To help clients avoid investing in untested platforms or apps, Golin operates a "digital platform council," which monitors dozens of emerging platforms and pushes out updates and recommendations to clients.
"What we look at for clients is, what is the story you need to tell? Is your audience there?," he says. "We’ll tell [clients] to hold off getting in until we have enough data to really support the fact that their customers are really there."
Fast-food chain Chick-fil-A takes a similar approach with its highly regarded social media strategy, according to Emily Randall, a digital and social media consultant for the brand.
"We ask ourselves what business objective the new platform could help us reach that other channels can't provide," she says. "Some specific factors we consider include the audience, channel capabilities, content strategy, and what resources would be required to manage the new channel."
While Beringer, Randal, and Vaynerchuk say audience may be the decisive factor, communicators should also pay attention to features introduced on emerging platforms. Between two hypothetical platforms with an equal number of users, the one that offers brands and marketers the most efficient and effective suite of tool, analytics, and ad services is a better investment.
For example, Beringer points to how Twitter solidified Periscope’s advantage over Meerkat by proactively providing potential brand users with detailed information and analytics about its user base.
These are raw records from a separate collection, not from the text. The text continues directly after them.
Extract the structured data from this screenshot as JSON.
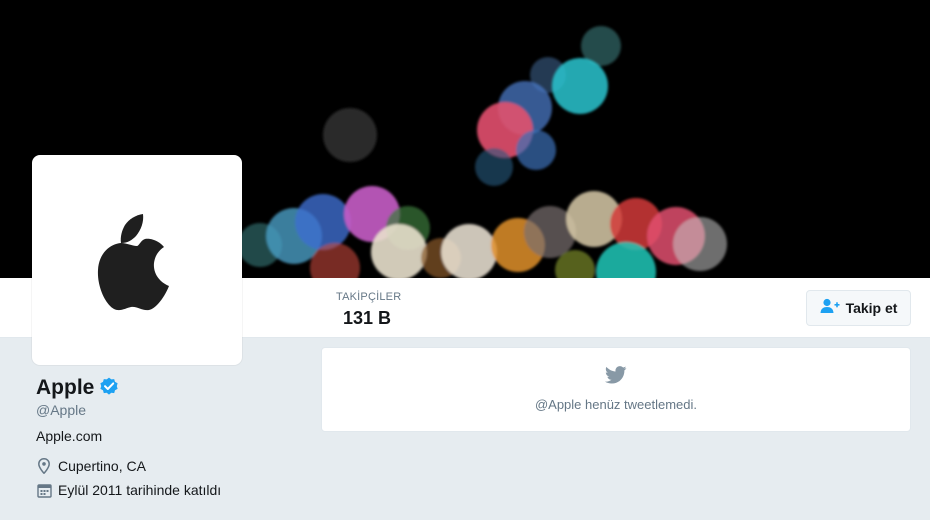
{
  "profile": {
    "name": "Apple",
    "handle": "@Apple",
    "url": "Apple.com",
    "location": "Cupertino, CA",
    "joined": "Eylül 2011 tarihinde katıldı",
    "verified": true
  },
  "stats": {
    "followers_label": "TAKİPÇİLER",
    "followers_value": "131 B"
  },
  "actions": {
    "follow_label": "Takip et"
  },
  "timeline": {
    "empty_message": "@Apple henüz tweetlemedi."
  },
  "icons": {
    "verified": "verified-badge-icon",
    "location": "location-pin-icon",
    "calendar": "calendar-icon",
    "follow": "add-user-icon",
    "bird": "twitter-bird-icon",
    "logo": "apple-logo-icon"
  },
  "colors": {
    "accent": "#1da1f2",
    "verified": "#1da1f2",
    "background": "#e6ecf0",
    "muted_text": "#657786"
  }
}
"It gave marketers a sense of comfort with being able to try something themselves," Beringer says.
Another benefit of tracking emerging platforms’ and apps’ features is that established companies will sometimes see a new feature and roll it into their own platform’s functionality.
One of Peach’s features, called magic words, makes the app display different interface options like videos and drawing tools based on a set of keywords. Beringer says it caught his eye.
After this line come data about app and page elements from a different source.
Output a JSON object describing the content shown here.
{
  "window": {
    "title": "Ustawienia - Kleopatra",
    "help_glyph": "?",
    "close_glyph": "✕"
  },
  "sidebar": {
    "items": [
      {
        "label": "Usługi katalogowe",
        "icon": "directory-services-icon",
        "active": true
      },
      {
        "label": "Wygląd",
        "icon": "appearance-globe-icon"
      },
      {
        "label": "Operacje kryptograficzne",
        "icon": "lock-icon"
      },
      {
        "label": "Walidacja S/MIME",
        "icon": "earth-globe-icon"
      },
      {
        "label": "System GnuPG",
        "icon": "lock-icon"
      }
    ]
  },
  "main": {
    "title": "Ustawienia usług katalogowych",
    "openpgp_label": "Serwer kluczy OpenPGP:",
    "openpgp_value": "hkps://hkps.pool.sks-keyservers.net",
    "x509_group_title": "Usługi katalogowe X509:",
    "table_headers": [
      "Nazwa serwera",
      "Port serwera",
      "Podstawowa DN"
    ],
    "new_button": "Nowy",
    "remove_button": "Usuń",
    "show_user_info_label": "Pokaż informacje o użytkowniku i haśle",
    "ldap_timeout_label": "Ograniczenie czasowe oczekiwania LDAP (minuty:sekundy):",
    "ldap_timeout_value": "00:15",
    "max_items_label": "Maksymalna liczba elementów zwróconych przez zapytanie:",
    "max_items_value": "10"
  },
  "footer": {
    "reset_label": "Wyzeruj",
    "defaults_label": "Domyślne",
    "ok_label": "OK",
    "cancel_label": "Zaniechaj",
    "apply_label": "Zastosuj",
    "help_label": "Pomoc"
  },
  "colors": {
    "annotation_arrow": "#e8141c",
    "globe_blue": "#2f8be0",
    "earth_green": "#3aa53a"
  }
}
"I think the magic words piece of Peach is pretty cool, and you could easily imagine how – if the user base materializes and brands really start to pay attention – magic words could have brand extensions to them," Beringer says. "Imagine things like sponsored magic words, where brands could have trigger words built into the app for a period of time that add functionality, and it becomes a paid or promotional sponsorship opportunity."
Beringer says there’s always a risk that a more established platform could replicate an emerging platform’s functionalities for its already established user base, effectively removing one incentive to switch to the emerging platform. However, for users, there’s no drawback to experimenting. If a brand figures out how to leverage something like magic words, and Facebook or Twitter introduces a similar feature, that brand will be a step ahead on those platforms.
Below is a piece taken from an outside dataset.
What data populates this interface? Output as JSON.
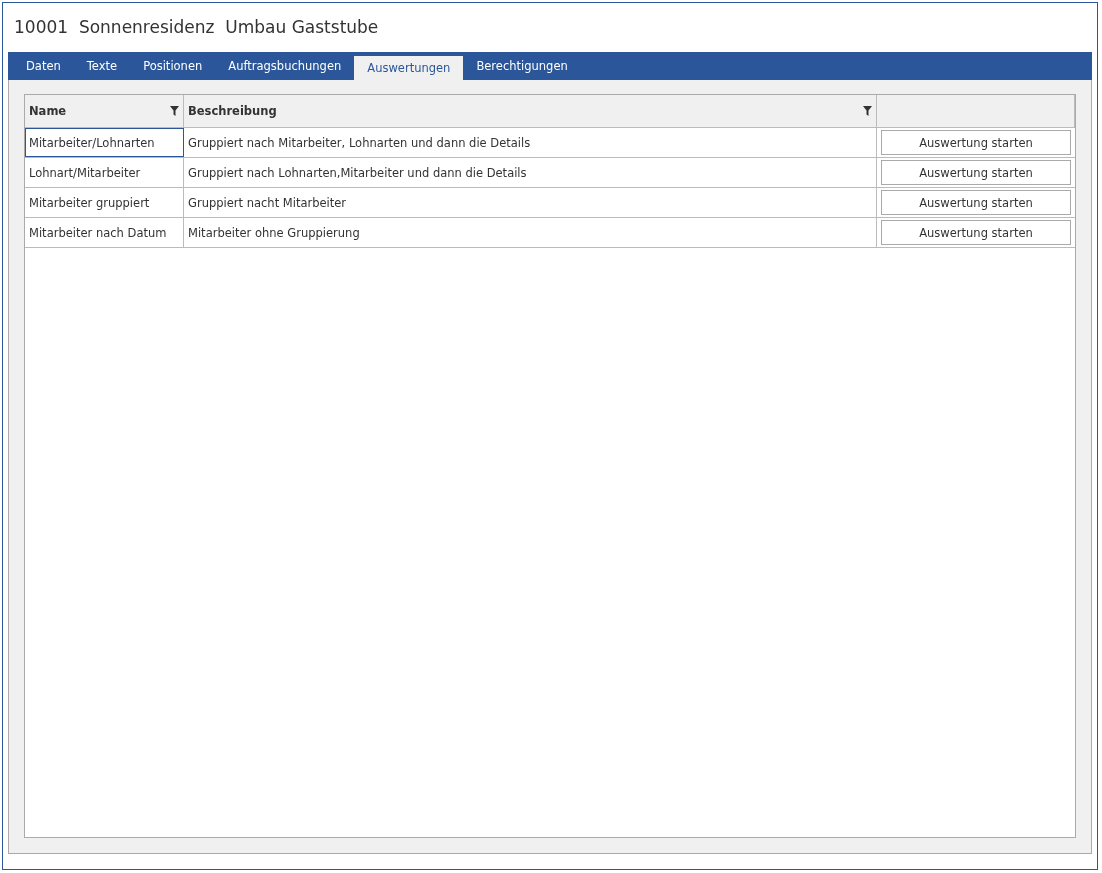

When early adoption works
Vaynerchuk notes that for marketers, it’s not advisable to invest in a new platform too early, unless the act of planting a flag and being visibly active on that technology carries an intrinsic value.
"It’s crazy to start thinking about doing marketing campaigns when you’re a Fortune 500 company a week or two in – unless you’re doing it for the headlines from the press as a proxy to being a first-mover," Vaynerchuk says.
Beringer has a similar view.
"It’s definitely worth experimentation for the right kinds of brands. Some of our clients, their brand identity is very much aligned with being an early mover and trying and testing things whether or not they materialize to millions and millions of users," he says.
Randal and Vaynerchuk also point out there are always exceptions to the wait-and-see approach. Vaynerchuk points to the rapid establishment and success of Vine. "That was even quicker than six months, and I moved very quickly," he notes, and Randal says there are no "hard and fast" rules.
"If a brand feels a new channel helps reach a business objective, it might be worth trying out," she says. "There is something to be said about being an early adopter, but it does come with risks that should be considered up front."